Citation: Liu J, Mao C, Dong L, Kang P, Ding C, Zheng T, Wang X and Xiao Y (2019) Excessive Iodine Promotes Pyroptosis of Thyroid Follicular Epithelial Cells in Hashimoto's Thyroiditis Through the ROS-NF-κB-NLRP3 Pathway. Front. Endocrinol. 10:778. doi: 10.3389/fendo.2019.00778
Received: 16 July 2019; Accepted: 24 October 2019;
Published: 20 November 2019.
Edited by:Rauf Latif, Icahn School of Medicine at Mount Sinai, United States

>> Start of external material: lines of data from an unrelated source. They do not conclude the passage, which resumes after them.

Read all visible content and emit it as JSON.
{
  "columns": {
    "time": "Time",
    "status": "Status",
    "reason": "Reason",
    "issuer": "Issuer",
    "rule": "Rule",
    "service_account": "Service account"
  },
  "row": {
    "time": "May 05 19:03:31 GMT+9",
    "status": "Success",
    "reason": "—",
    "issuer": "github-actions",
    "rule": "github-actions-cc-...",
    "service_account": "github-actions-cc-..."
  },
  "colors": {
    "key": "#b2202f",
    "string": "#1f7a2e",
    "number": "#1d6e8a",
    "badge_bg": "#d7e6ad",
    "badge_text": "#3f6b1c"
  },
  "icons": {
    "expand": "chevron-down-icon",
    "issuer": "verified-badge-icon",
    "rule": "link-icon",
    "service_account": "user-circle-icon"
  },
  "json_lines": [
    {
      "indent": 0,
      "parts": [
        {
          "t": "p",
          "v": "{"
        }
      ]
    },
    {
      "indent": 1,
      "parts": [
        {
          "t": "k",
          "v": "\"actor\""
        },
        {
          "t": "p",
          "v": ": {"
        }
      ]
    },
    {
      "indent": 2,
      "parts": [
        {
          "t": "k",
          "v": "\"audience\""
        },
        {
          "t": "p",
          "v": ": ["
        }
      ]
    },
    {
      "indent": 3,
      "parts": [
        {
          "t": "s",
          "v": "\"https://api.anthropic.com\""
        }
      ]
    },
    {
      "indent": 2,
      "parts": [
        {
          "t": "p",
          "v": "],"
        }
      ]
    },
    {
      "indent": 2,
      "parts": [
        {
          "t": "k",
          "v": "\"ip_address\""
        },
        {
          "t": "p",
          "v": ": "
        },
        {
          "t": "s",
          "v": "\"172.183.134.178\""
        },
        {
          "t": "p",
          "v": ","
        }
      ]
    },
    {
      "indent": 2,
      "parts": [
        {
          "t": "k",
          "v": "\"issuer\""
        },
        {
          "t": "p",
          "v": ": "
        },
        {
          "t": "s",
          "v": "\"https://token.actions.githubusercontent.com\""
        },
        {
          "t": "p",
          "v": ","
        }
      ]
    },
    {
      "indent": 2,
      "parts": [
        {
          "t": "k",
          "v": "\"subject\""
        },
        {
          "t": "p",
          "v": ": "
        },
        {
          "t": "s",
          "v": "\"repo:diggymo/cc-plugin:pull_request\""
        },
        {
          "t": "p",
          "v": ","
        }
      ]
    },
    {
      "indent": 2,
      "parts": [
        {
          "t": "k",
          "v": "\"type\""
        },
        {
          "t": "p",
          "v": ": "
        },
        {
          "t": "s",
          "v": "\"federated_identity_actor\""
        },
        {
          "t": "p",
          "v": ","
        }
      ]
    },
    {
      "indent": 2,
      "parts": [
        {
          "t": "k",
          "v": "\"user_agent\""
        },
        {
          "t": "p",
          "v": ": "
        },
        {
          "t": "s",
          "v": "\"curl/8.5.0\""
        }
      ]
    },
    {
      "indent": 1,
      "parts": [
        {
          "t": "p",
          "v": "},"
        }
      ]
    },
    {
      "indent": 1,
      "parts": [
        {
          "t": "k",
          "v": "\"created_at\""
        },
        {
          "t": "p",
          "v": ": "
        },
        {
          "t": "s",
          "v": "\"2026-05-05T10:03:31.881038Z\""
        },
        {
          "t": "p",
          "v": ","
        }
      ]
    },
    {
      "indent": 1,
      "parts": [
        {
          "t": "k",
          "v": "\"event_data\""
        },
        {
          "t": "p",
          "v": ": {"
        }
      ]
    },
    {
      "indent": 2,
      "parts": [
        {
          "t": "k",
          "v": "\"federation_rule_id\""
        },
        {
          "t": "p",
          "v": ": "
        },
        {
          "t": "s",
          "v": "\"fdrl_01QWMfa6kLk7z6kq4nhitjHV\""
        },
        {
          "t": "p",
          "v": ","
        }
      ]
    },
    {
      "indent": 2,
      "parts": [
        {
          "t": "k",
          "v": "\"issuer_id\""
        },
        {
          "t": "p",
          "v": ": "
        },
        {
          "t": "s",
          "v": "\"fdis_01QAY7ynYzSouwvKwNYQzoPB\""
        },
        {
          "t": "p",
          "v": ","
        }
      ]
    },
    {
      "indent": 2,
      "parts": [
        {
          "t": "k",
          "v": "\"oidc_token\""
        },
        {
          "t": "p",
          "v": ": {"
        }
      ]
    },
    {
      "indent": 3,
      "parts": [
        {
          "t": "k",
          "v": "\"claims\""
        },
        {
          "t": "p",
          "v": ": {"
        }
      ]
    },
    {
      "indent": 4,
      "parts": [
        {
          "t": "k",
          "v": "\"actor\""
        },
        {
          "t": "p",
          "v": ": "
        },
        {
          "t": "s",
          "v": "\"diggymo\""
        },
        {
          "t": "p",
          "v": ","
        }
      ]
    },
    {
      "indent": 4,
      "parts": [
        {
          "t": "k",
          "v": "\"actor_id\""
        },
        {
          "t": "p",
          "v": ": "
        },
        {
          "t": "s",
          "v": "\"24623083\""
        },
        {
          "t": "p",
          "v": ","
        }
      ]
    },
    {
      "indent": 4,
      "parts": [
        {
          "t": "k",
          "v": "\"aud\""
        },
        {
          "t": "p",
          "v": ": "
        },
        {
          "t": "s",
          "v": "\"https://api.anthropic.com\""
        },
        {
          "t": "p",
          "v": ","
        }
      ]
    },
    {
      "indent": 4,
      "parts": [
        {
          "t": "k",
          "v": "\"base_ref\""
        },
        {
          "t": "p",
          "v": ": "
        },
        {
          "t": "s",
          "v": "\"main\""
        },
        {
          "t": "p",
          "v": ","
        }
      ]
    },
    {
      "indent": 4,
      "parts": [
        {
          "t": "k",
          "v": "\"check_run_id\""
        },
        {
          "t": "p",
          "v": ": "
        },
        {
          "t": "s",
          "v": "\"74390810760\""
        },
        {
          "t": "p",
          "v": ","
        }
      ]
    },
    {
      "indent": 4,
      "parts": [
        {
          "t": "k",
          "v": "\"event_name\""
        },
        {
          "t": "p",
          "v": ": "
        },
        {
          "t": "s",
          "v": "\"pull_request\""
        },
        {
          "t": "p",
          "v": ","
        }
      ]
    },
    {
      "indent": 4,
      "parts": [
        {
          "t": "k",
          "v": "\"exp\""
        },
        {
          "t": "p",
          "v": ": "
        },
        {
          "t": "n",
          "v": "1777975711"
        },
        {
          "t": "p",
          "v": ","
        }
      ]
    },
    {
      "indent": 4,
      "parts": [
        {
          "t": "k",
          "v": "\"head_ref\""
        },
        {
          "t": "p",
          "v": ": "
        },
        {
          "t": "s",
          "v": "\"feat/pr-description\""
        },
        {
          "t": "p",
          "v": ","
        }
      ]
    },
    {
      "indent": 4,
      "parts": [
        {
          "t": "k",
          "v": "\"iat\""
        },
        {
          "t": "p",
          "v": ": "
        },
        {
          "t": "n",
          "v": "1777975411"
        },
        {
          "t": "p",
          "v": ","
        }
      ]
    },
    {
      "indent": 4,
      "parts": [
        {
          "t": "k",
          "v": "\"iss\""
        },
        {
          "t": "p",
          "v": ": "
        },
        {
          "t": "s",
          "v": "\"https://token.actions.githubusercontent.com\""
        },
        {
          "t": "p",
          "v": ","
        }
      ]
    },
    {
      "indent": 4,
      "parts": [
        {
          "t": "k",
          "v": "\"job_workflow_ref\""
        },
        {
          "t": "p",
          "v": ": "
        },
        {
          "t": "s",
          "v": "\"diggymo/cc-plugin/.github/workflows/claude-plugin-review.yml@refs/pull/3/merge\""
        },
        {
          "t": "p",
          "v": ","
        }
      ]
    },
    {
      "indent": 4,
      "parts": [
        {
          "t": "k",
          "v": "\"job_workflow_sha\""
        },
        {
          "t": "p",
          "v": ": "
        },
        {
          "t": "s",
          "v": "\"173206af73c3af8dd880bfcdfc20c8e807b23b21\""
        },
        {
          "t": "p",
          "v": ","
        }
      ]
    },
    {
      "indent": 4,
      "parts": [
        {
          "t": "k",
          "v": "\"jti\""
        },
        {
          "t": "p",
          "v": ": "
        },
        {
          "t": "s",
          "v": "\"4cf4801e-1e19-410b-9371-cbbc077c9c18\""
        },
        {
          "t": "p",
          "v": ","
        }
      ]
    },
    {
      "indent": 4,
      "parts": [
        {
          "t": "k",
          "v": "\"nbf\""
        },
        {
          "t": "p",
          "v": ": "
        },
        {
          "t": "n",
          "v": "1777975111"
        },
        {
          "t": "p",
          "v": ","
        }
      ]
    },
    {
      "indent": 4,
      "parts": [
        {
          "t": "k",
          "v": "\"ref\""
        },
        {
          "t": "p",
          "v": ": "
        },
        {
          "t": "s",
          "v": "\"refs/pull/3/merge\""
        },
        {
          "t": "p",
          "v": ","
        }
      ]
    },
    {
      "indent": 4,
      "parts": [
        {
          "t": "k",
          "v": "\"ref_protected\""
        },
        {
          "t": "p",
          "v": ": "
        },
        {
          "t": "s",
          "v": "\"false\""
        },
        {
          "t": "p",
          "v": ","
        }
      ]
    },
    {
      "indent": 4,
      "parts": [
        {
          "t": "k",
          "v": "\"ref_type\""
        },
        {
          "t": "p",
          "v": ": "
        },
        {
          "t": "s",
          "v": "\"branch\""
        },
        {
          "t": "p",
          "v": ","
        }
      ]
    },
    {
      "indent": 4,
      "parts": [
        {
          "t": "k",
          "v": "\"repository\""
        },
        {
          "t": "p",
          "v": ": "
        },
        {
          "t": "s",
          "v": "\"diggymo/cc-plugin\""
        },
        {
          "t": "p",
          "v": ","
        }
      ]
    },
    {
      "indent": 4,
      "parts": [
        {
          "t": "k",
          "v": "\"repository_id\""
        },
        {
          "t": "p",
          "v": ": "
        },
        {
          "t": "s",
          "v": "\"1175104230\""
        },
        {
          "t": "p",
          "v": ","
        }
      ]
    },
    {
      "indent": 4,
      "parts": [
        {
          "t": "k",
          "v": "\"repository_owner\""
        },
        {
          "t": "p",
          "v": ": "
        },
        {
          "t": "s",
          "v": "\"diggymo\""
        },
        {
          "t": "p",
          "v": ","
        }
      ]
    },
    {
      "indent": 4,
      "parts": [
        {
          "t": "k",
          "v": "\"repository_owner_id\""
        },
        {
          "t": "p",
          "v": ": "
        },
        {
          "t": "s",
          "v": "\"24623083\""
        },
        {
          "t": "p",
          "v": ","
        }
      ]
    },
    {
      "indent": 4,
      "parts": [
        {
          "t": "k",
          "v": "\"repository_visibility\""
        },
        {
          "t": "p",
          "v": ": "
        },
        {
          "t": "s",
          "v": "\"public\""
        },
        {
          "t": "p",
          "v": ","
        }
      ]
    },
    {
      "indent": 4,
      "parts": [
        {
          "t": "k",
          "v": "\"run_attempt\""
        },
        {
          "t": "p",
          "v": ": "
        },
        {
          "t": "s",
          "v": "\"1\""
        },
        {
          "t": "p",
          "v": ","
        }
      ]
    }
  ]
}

Copyright © 2019 Liu, Mao, Dong, Kang, Ding, Zheng, Wang and Xiao. This is an open-access article distributed under the terms of the Creative Commons Attribution License (CC BY). The use, distribution or reproduction in other forums is permitted, provided the original author(s) and the copyright owner(s) are credited and that the original publication in this journal is cited, in accordance with accepted academic practice. No use, distribution or reproduction is permitted which does not comply with these terms.